Migraines are classified according to the symptoms they produce. The two most common types are migraine with aura and migraine without aura. Less common types include the following:
Basilar artery migraine
Headache-free migraine (aura without migraine)
Ophthalmoplegic migraine/Ocular migraine
Some women experience migraine headaches just prior to or during menstruation. These headaches, which are called menstrual migraines, may be related to hormonal changes and often do not occur or lessen during pregnancy. Other women develop migraines for the first time during pregnancy or after menopause.
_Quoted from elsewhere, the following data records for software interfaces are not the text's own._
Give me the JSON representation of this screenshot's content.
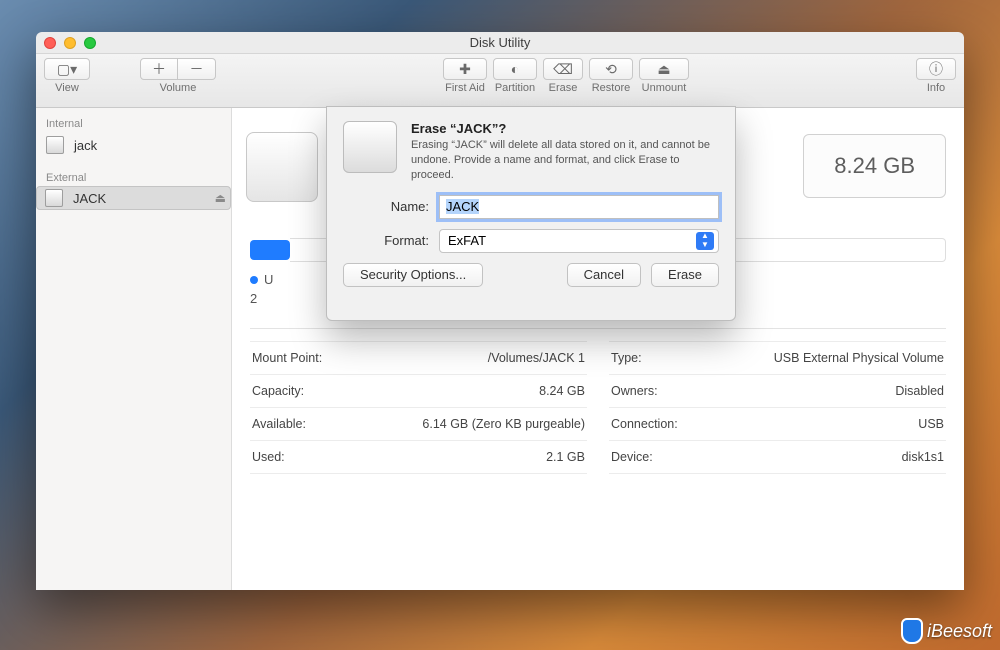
{
  "window": {
    "title": "Disk Utility"
  },
  "toolbar": {
    "view": "View",
    "volume": "Volume",
    "first_aid": "First Aid",
    "partition": "Partition",
    "erase": "Erase",
    "restore": "Restore",
    "unmount": "Unmount",
    "info": "Info"
  },
  "sidebar": {
    "internal_header": "Internal",
    "external_header": "External",
    "internal": [
      {
        "name": "jack"
      }
    ],
    "external": [
      {
        "name": "JACK"
      }
    ]
  },
  "main": {
    "capacity_label": "8.24 GB",
    "bullet_prefix": "U",
    "bullet_num": "2"
  },
  "info": {
    "left": [
      {
        "k": "Mount Point:",
        "v": "/Volumes/JACK 1"
      },
      {
        "k": "Capacity:",
        "v": "8.24 GB"
      },
      {
        "k": "Available:",
        "v": "6.14 GB (Zero KB purgeable)"
      },
      {
        "k": "Used:",
        "v": "2.1 GB"
      }
    ],
    "right": [
      {
        "k": "Type:",
        "v": "USB External Physical Volume"
      },
      {
        "k": "Owners:",
        "v": "Disabled"
      },
      {
        "k": "Connection:",
        "v": "USB"
      },
      {
        "k": "Device:",
        "v": "disk1s1"
      }
    ]
  },
  "sheet": {
    "title": "Erase “JACK”?",
    "body": "Erasing “JACK” will delete all data stored on it, and cannot be undone. Provide a name and format, and click Erase to proceed.",
    "name_label": "Name:",
    "name_value": "JACK",
    "format_label": "Format:",
    "format_value": "ExFAT",
    "security": "Security Options...",
    "cancel": "Cancel",
    "erase": "Erase"
  },
  "watermark": {
    "text": "iBeesoft"
  }
}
Migraine with aura is characterized by a neurological phenomenon (aura) that is experienced 10 to 30 minutes before the headache. Most auras are visual and are described as bright shimmering lights around objects or at the edges of the field of vision (called scintillating scotomas) or zigzag lines, castles (teichopsia), wavy images, or hallucinations. Others experience temporary vision loss. Nonvisual auras include motor weakness, speech or language abnormalities, dizziness, vertigo, and tingling or numbness (parasthesia) of the face, tongue, or extremities.
Migraine without aura is the most prevalent type and may occur on one or both sides (bilateral) of the head. Tiredness or mood changes may be experienced the day before the headache. Nausea, vomiting, and sensitivity to light (photophobia) often accompany migraine without aura.
Abdominal migraine is most common in children with a family history of migraine. Symptoms include abdominal pain without a gastrointestinal cause (may last up to 72 hours), nausea, vomiting, and flushing or paleness (pallor). Children who have abdominal migraine often develop typical migraine as they age.
Basilar artery migraine involves a disturbance of the basilar artery in the brainstem. Symptoms include severe headache, vertigo, double vision, slurred speech, and poor muscle coordination. This type occurs primarily in young people.
Carotidynia, also called lower-half headache or facial migraine, produces deep, dull, aching, and sometimes piercing pain in the jaw or neck. There is usually tenderness and swelling over the carotid artery in the neck. Episodes can occur several times weekly and last a few minutes to hours. This type occurs more commonly in older people. Doppler ultrasound studies of the carotid arteries are normal.
Headache-free migraine is characterized by the presence of aura without headache. This occurs in patients with a history of migraine with aura.
Ophthalmoplegic migraine begins with a headache felt in the eye and is accompanied by vomiting. As the headache progresses, the eyelid droops (ptosis) and nerves responsible for eye movement become paralyzed. Ptosis may persist for days or weeks.
Status migraine is a rare type involving intense pain that usually lasts longer than 72 hours. The patient may require hospitalization.
Incidence and Prevalence
Migraines afflict about 30 million people in the United States. They may occur at any age, but usually begin between the ages of 10 and 40 and diminish after age 50. Some people experience several migraines a month, while others have only a few migraines throughout their lifetime. Approximately 75% of migraine sufferers are women.